Singapore has come a long way and our level-headed system of planning for succession has stood us in good stead (Singapore's 4G team addresses leadership succession issue; Jan 5).
It has ensured a continuity of how we operate and deliver the many long-term plans in nation building.
We are fortunate to have had good leaders who rose to the occasion time and again.
Every era has its unique circumstances and requires different leadership styles.
A wartime revolutionary, for instance, may fail miserably in delivering economic development during peacetime.
A leader must fit the time and place, and the people he leads.
Our founding fathers were not all equal orators but they complemented one another well; the visionaries were supported by executors.
The exigencies of the early independence years required a top-down style of leadership, and the populace stood behind such leaders.
As we prospered, aspirations grew divergent.
Managing these disparate expectations will be challenging.
An educated and vocal population will want participation before policies that affect them are set.
The top-down style may be passe.
But the intelligentsia should not hijack the agenda from the ordinary people.
Besides intellect, a leader should also have the soft skills in relating to the broad spectrum of citizens.
He must walk the ground often and know at first hand the grassroots' concerns.
Because a leader cannot be omnipresent, he must assemble a team of trustworthy and capable men and women to run the country. They help to take the pulse on the ground.
Amid challenging external conditions, our leader should represent our country well. A principled and consistent approach in conducting foreign affairs will strengthen our hallmark of trustworthiness abroad.
A good leader does not seek popularity for its sake. He must inspire confidence in hard times.

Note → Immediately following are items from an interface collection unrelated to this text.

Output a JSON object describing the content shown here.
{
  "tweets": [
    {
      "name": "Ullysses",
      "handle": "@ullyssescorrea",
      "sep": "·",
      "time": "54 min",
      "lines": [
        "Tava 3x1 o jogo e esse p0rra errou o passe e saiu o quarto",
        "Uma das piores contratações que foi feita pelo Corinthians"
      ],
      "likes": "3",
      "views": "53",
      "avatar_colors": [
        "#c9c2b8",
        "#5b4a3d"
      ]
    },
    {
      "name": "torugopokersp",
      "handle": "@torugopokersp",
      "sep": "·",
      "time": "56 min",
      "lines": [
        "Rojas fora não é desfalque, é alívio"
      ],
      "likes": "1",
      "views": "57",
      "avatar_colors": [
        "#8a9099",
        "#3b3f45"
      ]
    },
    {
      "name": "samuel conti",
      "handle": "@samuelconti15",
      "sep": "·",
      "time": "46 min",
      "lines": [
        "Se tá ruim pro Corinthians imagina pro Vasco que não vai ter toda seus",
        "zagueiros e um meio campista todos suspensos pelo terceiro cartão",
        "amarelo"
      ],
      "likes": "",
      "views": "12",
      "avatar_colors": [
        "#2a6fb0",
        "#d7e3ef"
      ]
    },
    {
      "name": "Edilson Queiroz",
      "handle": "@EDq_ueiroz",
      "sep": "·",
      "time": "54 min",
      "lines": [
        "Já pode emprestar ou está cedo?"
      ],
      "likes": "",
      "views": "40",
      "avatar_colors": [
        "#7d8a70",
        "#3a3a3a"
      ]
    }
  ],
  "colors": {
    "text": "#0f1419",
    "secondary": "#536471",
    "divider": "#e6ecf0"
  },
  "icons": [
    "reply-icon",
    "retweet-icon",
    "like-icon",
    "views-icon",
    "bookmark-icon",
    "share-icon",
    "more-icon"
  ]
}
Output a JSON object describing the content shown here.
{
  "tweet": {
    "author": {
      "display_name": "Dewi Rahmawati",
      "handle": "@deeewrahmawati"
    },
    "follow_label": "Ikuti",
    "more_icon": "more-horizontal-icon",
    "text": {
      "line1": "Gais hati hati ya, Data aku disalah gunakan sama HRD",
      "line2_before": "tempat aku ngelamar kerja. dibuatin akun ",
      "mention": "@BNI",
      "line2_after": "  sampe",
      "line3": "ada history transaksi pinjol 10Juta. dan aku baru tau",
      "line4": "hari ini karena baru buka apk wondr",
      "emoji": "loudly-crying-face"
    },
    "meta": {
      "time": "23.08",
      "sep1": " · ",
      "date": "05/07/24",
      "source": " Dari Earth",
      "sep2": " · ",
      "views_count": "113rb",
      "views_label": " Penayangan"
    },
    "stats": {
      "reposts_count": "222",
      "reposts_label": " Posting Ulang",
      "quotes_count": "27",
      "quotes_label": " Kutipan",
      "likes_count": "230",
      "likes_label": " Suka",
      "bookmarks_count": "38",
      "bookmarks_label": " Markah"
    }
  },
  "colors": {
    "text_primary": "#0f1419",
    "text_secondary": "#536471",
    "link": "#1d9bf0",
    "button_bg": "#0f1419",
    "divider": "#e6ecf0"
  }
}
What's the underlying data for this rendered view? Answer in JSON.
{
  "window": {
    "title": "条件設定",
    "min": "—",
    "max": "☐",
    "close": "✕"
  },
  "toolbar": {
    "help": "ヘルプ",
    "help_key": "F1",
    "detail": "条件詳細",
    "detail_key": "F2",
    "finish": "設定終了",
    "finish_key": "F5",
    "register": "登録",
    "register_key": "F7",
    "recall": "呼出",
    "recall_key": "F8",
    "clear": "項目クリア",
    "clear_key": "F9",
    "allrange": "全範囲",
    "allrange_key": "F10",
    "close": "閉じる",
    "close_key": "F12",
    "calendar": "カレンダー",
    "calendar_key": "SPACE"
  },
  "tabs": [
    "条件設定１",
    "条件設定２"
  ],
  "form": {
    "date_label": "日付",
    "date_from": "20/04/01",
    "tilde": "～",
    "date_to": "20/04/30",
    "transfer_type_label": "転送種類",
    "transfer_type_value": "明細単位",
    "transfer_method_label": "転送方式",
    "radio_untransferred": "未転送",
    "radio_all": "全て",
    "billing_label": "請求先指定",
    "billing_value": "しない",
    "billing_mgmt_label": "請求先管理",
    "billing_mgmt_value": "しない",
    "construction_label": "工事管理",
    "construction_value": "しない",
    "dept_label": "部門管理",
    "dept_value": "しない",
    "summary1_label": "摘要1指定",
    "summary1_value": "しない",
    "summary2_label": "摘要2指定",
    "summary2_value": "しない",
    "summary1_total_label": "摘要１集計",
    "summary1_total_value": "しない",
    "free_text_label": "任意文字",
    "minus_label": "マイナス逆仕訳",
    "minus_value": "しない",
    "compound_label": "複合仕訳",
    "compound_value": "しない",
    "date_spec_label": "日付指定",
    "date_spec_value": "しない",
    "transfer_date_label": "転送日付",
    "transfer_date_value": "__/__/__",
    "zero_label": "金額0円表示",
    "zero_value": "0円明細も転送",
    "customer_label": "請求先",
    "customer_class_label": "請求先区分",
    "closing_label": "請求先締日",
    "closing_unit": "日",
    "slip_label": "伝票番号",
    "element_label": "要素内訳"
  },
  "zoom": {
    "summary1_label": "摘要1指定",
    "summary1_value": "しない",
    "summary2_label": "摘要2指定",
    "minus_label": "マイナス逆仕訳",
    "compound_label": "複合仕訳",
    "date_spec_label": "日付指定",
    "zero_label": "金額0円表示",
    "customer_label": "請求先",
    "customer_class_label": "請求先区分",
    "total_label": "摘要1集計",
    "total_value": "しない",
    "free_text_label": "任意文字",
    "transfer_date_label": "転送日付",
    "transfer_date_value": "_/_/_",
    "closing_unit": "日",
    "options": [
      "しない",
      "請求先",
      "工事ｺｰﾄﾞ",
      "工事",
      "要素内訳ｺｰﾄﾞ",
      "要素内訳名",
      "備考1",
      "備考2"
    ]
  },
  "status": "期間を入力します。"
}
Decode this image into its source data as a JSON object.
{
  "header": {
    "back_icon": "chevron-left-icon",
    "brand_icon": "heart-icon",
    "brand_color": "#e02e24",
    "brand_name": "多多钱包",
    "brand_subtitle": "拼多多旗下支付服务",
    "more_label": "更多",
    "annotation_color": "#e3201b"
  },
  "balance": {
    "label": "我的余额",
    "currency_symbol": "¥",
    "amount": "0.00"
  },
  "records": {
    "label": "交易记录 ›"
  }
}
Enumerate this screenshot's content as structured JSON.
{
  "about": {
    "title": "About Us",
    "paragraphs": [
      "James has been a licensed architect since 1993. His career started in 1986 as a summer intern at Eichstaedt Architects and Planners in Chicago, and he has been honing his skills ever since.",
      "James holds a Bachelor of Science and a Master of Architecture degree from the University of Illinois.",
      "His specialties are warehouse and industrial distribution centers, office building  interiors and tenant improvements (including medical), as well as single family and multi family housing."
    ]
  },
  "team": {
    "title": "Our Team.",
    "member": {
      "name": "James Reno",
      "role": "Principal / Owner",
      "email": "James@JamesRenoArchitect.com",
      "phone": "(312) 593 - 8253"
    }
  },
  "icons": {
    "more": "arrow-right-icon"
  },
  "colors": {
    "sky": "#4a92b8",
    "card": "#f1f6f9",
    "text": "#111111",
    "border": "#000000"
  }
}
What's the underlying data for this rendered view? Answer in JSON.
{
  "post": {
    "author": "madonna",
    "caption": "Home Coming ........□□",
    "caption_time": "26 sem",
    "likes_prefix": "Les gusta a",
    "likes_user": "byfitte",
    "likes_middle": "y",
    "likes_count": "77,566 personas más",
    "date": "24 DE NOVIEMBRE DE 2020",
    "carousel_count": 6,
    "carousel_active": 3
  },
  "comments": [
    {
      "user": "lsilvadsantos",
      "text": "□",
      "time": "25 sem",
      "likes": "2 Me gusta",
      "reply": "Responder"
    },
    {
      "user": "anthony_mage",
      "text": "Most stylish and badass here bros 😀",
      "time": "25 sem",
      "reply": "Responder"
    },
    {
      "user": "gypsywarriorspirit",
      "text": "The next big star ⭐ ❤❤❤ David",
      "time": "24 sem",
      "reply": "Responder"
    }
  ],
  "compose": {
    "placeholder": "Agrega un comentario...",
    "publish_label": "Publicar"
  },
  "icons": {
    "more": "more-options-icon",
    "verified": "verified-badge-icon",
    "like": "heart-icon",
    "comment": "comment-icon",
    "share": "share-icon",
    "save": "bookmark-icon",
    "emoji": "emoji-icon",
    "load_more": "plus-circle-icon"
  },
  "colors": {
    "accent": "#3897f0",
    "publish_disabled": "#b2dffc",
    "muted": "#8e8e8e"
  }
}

He must be firm and take hard decisions and persuade his followers to support his views.
He must leave things in better shape than when he assumed office.
Lee Teck Chuan